Nicola Sturgeon pledged yesterday that social care charges would be abolished if her party is re-elected in the next Scottish assembly elections in 2021.
Scotland has more far reaching social care provisions than other parts of the United Kingdom after a policy known as Franks law was extended to cover adults under 65.
This follows a campaign by a well-known Dundee United footballer Frank Kopel who had a successful 18-year career at Manchester United, Blackburn Rovers, Dundee United and Abroath.
In all the United Kingdom people are living longer but the ageing population means they have more complex needs. Support services are provided in Scotland by regional councils and although personal care is free councils can charge for some services.
Could Wales and Northern Ireland follow suit, Northern Ireland through support from the conservative party in response to support in a minority government and Wales following in Scotland’s forward-thinking social care policy? Wales may not be in a viable financial position to offer free care at the present time without further funding from Whitehall or a change in government.
With the current political turmoil and all political parties starting campaigning for the inevitable general election which could be as early as this year, will one or all the parties look to use social care as a key election issue?
We all know the severe pressures on social care, Age UK estimates that 1.4 million people over the age of 65 have unmet needs of assistance with washing, getting up and daily care activities. Will parties on both sides extend free social care provisions to Wales and Northern Ireland as part of their campaigns to Downing Street?

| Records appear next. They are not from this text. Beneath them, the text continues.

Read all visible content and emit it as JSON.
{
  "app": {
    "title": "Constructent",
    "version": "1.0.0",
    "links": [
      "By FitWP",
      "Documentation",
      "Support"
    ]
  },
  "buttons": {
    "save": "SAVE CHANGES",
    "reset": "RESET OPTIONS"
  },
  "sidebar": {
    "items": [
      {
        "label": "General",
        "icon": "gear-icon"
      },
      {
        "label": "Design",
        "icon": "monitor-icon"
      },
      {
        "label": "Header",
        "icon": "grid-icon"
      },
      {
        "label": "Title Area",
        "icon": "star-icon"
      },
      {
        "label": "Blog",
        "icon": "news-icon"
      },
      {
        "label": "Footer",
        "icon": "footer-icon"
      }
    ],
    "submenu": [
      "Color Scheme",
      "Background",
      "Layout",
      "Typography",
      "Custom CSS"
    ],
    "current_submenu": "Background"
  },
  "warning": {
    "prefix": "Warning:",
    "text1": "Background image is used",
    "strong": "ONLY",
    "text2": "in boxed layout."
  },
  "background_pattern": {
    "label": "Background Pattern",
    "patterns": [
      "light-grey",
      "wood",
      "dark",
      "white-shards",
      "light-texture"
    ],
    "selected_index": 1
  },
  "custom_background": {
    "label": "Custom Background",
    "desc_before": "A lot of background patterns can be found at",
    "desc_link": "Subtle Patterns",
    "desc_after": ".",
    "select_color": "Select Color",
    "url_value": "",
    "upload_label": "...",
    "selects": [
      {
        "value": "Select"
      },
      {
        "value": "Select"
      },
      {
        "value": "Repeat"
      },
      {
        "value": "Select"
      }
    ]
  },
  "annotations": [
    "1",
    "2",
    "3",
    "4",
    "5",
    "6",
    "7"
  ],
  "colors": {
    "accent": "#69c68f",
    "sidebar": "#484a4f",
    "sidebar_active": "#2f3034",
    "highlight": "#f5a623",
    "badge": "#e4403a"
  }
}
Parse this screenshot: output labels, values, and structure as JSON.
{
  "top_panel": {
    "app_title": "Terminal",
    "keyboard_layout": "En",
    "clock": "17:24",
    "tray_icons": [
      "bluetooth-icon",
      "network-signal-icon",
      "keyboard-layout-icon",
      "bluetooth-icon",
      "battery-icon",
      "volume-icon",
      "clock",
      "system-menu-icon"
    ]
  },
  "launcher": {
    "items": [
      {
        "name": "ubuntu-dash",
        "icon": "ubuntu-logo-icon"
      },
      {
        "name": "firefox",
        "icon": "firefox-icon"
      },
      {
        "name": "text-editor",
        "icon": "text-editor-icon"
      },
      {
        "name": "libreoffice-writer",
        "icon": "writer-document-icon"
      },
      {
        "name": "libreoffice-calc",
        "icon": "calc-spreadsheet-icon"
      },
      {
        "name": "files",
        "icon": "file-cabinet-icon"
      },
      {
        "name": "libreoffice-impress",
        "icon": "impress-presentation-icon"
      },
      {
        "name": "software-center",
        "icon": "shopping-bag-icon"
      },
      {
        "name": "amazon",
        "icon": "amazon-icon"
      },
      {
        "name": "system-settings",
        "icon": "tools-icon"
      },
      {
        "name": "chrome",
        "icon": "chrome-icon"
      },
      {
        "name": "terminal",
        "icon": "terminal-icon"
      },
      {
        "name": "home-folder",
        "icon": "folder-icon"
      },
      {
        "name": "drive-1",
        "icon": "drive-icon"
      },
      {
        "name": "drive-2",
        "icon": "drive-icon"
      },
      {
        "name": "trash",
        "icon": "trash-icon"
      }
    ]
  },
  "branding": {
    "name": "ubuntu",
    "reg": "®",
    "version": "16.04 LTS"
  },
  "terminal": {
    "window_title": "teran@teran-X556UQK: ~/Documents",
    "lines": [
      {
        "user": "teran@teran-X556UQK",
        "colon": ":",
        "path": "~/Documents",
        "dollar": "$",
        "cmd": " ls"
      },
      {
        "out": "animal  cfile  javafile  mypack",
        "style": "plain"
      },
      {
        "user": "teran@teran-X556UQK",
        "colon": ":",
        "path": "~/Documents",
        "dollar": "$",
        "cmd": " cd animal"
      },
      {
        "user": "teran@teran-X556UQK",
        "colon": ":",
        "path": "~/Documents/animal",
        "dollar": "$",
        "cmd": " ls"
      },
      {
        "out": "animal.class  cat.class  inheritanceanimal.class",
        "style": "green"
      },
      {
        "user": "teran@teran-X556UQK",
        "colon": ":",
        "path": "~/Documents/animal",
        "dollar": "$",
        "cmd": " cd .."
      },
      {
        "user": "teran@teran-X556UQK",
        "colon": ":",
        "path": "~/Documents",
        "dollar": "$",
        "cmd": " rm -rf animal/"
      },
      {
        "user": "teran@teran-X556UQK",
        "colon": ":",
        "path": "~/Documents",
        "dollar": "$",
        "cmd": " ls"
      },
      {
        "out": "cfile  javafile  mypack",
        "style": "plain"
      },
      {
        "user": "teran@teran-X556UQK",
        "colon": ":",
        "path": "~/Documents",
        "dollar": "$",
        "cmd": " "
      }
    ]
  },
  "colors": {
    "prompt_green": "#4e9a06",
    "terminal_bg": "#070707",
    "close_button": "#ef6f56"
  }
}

Even if free care is not extended to other parts of the UK, perhaps Scotland extending its services to make all of them free will spur discussion and debate throughout the UK.